7. Fox Contributor: There Are "Hundreds Of Thousands" Of Scientists "On Both Sides Debating" Global Warming. National Review Online's Deroy Murdock, a Fox News contributor, argued that NASA shouldn't explain the facts about global warming because the science is still up for debate, claiming "there are scientists on both sides -- there are hundreds of thousands on both sides debating" the causes of global warming. But even climate change contrarians don't claim to have that many scientists on their side. They often promote the Oregon Petition, which has been signed by less than 32,000 "scientists" who don't believe there will be "catastrophic" global warming. The petition includes only 39 climatologists and defines as a "scientist" anyone who claims to have a bachelor's degree in fields ranging from math to engineering. Credible surveys have found that the vast majority of climate scientists agree that human activity is driving global warming and less than one percent of peer-reviewed climate articles over the last two decades have rejected manmade causes.

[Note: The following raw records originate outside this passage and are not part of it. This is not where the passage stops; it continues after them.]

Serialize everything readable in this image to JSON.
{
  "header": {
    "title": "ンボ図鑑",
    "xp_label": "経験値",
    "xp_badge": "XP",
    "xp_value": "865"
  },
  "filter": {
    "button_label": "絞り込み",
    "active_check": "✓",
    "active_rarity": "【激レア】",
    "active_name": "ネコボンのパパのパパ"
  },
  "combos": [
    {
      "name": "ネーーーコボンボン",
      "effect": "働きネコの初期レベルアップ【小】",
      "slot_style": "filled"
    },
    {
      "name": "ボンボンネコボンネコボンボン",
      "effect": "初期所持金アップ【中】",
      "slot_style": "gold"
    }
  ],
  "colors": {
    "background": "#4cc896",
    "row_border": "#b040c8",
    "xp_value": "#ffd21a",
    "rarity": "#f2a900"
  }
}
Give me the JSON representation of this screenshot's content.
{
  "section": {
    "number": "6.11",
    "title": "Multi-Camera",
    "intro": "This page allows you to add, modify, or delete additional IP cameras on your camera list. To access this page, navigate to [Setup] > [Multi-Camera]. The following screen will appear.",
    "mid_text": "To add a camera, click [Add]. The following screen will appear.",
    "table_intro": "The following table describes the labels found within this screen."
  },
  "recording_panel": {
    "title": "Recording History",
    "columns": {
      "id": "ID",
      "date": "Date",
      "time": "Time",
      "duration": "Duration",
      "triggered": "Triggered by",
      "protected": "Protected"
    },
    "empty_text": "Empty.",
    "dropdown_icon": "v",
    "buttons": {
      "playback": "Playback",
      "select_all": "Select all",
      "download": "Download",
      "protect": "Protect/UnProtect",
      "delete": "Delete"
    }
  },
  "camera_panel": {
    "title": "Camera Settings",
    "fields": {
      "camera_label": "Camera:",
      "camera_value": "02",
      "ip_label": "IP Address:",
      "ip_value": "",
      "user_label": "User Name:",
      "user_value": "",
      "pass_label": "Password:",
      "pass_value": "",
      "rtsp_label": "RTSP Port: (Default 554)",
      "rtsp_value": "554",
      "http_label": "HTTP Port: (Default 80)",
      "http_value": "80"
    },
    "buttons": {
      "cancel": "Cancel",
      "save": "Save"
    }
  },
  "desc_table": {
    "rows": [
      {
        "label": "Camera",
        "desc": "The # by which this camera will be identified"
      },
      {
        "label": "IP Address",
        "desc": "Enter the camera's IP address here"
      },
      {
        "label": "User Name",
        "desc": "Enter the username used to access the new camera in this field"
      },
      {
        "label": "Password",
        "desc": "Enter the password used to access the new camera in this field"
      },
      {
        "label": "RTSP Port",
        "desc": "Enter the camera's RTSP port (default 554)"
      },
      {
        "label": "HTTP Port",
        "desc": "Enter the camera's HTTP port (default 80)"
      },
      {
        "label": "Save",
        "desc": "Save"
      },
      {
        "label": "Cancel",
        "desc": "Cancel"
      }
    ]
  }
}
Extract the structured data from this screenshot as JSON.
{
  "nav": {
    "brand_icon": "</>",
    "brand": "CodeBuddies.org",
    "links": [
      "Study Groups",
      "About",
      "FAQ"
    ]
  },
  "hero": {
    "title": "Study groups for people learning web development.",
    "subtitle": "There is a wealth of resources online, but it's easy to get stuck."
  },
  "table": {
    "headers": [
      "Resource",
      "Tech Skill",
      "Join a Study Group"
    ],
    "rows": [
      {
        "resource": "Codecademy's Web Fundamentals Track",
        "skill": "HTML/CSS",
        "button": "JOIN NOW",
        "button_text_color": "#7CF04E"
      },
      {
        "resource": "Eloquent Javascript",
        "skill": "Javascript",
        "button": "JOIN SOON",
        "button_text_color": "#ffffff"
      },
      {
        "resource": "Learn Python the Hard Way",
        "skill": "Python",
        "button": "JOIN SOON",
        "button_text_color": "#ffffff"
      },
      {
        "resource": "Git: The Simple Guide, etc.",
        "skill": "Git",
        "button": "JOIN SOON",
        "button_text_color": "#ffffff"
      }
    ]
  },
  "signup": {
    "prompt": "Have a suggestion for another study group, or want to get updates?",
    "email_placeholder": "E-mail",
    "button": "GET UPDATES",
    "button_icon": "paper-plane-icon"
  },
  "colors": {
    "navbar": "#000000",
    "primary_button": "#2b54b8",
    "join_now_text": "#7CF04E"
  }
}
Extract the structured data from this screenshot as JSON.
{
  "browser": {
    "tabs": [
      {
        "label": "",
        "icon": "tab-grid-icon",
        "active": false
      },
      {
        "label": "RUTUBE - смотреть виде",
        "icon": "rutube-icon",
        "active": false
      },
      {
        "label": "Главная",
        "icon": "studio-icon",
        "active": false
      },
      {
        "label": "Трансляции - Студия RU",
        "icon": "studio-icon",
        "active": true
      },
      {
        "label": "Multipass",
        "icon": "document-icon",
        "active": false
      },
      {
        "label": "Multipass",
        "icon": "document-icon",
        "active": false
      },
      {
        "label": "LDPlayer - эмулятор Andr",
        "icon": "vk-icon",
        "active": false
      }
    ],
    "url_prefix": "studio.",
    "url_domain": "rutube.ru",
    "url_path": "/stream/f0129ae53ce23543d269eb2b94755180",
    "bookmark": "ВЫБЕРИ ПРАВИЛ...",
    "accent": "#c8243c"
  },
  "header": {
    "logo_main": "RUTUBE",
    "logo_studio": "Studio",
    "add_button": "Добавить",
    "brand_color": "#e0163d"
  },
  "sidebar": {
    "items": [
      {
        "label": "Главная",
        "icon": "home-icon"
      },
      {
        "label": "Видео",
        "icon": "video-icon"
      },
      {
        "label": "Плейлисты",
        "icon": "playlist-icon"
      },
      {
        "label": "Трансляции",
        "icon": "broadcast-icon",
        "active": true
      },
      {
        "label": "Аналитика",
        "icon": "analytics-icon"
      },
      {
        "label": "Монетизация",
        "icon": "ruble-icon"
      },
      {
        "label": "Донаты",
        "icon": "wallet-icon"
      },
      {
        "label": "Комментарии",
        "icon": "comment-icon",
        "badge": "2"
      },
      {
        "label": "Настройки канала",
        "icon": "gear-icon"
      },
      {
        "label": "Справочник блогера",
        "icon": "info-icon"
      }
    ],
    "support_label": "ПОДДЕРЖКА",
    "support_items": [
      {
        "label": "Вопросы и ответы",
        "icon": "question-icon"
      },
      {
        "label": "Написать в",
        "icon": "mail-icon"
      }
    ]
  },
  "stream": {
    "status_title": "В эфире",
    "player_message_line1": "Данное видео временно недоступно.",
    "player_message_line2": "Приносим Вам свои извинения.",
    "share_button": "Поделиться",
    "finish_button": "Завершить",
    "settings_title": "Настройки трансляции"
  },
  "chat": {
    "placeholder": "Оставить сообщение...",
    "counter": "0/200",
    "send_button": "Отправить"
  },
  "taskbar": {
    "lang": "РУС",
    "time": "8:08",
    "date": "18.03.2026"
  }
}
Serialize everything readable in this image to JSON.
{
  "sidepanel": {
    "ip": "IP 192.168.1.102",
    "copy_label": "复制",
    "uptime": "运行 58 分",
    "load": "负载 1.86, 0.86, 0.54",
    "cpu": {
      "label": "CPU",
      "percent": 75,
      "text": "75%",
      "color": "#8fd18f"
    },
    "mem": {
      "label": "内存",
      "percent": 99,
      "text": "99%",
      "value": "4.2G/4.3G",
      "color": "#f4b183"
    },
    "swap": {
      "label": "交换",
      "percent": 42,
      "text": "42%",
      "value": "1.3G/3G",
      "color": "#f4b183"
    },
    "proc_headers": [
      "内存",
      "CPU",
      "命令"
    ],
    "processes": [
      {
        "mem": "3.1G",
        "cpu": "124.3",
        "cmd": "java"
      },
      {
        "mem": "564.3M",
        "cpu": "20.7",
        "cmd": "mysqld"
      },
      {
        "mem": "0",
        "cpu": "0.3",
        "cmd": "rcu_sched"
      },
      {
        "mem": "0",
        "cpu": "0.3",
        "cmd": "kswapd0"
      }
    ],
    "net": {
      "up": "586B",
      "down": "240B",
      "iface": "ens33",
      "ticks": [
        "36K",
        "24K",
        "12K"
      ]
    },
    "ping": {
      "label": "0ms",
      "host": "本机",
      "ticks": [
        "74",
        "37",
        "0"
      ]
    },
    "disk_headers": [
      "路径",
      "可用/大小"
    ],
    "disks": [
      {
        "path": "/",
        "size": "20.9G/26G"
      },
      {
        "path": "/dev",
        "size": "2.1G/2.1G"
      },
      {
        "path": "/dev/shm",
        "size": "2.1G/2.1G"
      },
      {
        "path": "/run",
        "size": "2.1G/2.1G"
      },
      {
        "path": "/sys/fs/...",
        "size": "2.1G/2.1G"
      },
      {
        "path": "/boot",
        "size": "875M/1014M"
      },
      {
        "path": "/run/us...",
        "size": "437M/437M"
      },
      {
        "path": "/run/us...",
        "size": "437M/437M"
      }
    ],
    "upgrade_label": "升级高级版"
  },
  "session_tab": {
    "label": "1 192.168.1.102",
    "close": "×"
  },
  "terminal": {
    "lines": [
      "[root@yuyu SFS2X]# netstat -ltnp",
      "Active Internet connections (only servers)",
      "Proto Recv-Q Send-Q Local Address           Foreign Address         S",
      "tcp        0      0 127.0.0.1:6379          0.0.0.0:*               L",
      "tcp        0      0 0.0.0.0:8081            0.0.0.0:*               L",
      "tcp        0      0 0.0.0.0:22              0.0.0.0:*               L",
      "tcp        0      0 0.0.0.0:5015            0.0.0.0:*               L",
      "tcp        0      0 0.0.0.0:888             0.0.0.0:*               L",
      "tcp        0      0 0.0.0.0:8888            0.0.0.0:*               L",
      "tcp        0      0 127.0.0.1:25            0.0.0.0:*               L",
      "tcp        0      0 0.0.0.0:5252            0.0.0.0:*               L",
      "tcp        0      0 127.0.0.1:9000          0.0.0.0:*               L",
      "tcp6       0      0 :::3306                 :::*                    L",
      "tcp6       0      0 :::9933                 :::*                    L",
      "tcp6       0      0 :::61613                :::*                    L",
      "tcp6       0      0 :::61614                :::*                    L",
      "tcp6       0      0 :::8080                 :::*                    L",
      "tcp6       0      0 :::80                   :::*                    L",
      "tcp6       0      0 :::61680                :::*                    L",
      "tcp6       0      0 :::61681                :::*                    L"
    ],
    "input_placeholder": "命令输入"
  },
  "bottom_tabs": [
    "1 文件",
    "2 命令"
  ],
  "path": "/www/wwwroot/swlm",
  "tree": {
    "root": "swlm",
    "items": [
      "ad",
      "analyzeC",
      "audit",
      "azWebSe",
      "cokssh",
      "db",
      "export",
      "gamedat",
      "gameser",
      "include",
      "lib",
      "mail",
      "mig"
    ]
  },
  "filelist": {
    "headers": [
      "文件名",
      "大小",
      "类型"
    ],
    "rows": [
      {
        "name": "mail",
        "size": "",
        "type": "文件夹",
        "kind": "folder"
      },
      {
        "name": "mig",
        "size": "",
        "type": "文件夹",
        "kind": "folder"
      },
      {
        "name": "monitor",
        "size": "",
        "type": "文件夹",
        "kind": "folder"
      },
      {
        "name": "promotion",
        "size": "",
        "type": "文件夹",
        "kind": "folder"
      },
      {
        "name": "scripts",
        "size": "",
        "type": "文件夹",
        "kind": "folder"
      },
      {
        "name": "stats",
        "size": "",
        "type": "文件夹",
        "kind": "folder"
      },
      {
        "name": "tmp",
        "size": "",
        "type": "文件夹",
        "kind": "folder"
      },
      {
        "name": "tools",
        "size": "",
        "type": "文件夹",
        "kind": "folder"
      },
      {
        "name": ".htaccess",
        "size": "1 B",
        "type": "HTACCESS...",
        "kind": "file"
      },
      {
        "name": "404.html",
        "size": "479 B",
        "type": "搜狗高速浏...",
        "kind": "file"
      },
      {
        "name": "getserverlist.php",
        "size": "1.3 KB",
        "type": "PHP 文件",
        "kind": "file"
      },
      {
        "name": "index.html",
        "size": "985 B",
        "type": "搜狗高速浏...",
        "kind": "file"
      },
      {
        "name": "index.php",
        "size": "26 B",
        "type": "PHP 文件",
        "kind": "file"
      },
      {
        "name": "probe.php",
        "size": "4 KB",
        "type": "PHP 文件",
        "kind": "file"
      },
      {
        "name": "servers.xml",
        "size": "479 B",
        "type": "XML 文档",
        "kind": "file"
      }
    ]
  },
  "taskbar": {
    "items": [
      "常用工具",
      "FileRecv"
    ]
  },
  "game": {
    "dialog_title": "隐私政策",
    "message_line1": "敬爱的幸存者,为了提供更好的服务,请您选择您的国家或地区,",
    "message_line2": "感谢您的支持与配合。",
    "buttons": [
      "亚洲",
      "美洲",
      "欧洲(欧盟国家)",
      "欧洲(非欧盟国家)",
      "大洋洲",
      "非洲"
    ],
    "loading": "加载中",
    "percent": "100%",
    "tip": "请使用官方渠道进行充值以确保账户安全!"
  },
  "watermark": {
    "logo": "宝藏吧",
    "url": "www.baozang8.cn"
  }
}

8. Fox Reporter: Global Warming Advocates "Never" Cite A "Consensus Of Scientists." On Fox News, Fox Business reporter Sandra Smith said that the problem with global warming activists is that they always cite "one scientist, it's never a collection of scientists, it's never a consensus of scientists." After Fox News contributor Adam Lashinksy corrected her, Smith responded, "Adam, just so you know, the consensus has not been met among scientists on this issue. Or that CO2 actually plays a part in this global warming phenomenon as they've come up with somehow." In fact, survey after survey has shown that the vast majority of climate scientists agree that greenhouse gas emissions are causing climate change, while those trying to downplay global warming often resort to citing a single scientist if any. But Smith thought that she had hit on a good point during that December 1 appearance, and repeated it on a later Fox News show, saying "still to this day, there is not a consensus among scientists. If you ever hear the President or his administration, they typically cite a scientist when they're making a point, rather than a consensus of scientists."
9. Fox Website: "Global Warming Means More Arctic Ice." In October, the Associated Press reported that, contrary to conservative media misinformation, slight Antarctic sea ice growth is consistent with climate scientists' projections for a warming planet. Fox Nation posted the story with the headline "AP: Global Warming Means More Arctic Ice." In fact, Arctic sea ice had just experienced the lowest minimum extent ever observed, a key indicator of rapid climate change.
10. Fox Declares "Global Warming Over" Based On A Tabloid Report. In October, Fox & Friends featured on-screen text declaring "Global Warming Over" based on a report by the UK tabloid The Daily Mail. But the UK's official Meteorological Office said that the article was "misleading" because it focused on a short period, obscuring that 2000 to 2009 was the warmest decade on record.